Then my friend Chuck Sperlak said to me that a railroad would quite possibly still use that spur themselves, to temporarily stash a few cars if their intended spots at another location nearby were unavailable. When the proper spot opened up, the railroad then would lift and move the cars to where they were supposed to go.
The photo below is actually supposed to be the front of the building, which I've ended up putting flush against the backdrop, so it is unseen on the layout. If I had been smarter I would have used this wall on the other side too, making the building even longer. At the time though, I wasn't sure of the final location. I had thoughts of putting this side of the building at the front edge of the layout rather than against the backdrop.
It's kind of a shame that all these broken out windows go unseen. Oh well, I'm not going to take it apart now.
Speaking of the windows, here's the story on them. Doing the math, 1172 of them that can be seen have been smashed out or broken by those pesky vandals. That does not count the 840 that are on the unseen side, as in the above photo, nor does it count any that have been boarded over or bricked up.
To make and then break the windows, I used ordinary white glue. I poured a small amount of glue into a puddle in a little plastic container and just let it sit there for a while until it began to thicken and solidify. Then I took an old, flat artist paint brush and brushed the thickened glue over the window frames, teasing it with the brush until it covered over just about all of the little individual frames. Doing just a few of the window frames each day, all this took a little time, but by the end, I was getting pretty good at it.

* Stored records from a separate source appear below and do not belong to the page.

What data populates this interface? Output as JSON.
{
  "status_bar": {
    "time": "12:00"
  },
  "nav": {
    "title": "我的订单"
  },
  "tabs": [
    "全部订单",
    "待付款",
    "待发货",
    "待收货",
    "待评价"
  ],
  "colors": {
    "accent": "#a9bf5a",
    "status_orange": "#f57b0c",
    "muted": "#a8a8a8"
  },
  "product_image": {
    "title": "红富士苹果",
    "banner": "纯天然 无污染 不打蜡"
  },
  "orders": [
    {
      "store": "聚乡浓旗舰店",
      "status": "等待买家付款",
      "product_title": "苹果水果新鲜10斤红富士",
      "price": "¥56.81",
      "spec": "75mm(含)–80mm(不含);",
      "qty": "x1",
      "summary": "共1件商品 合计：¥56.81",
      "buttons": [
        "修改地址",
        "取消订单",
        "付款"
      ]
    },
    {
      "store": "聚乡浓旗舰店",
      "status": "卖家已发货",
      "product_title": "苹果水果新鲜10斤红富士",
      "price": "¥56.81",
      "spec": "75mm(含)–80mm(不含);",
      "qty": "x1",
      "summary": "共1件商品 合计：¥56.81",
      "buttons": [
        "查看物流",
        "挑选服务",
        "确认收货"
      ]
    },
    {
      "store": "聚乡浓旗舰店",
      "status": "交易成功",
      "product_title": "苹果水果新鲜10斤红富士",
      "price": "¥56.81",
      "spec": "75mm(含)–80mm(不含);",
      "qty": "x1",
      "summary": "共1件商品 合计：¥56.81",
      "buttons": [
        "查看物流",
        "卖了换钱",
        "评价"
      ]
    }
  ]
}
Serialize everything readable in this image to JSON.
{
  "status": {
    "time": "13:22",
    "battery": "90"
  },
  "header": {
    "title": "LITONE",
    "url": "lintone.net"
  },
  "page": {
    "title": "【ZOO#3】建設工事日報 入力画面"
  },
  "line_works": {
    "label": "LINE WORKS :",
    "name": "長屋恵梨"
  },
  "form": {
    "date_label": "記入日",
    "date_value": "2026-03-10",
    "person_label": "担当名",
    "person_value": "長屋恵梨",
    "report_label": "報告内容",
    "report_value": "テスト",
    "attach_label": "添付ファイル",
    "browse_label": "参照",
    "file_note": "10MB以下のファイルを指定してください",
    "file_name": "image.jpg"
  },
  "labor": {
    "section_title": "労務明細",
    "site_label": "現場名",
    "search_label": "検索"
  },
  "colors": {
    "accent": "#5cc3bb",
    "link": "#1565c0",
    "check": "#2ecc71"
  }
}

I let the glued-over windows sit overnight so that the glue would dry completely and turn hard. I actually thought that the white glue would dry more clear than it did, but it became fairly opaque. I tried using Micro Clear for this too, thinking that it should dry more clear, which it did, but it remained too soft to break the way I wanted it to in the next step. Once the white glue was dried hard, I simply took an old Xacto knife and used the tip of it to break through the glue. This gave me the final look of broken and dirty glass that I wanted.
On the workbench, but here is a view of the other end of the derelict building.
I've recently stumbled across another wall section for this building, so I think I'm going to add it on to the left end, up against the backdrop. This will help make the structure appear to be a little bit larger. I'll do the windows the same way, and put in a roll-up door at ground level on the left end. I'll try some black paper behind the windows to block out the blue of the backdrop.
Painting the brick sections in the new piece could be a problem though. I don't think I have any more paint the same colour as I had used before, and even worse, I'm not sure which exact colour it was. If that's the case, I'll re-do the bricks on the whole thing because I want it all to match well. Oh, and that MC5 graffiti along the trackside of the building, for those that might not know, is the name and logo of one of the great Detroit rock bands from the 60's and early 70's. I'll add more in the future.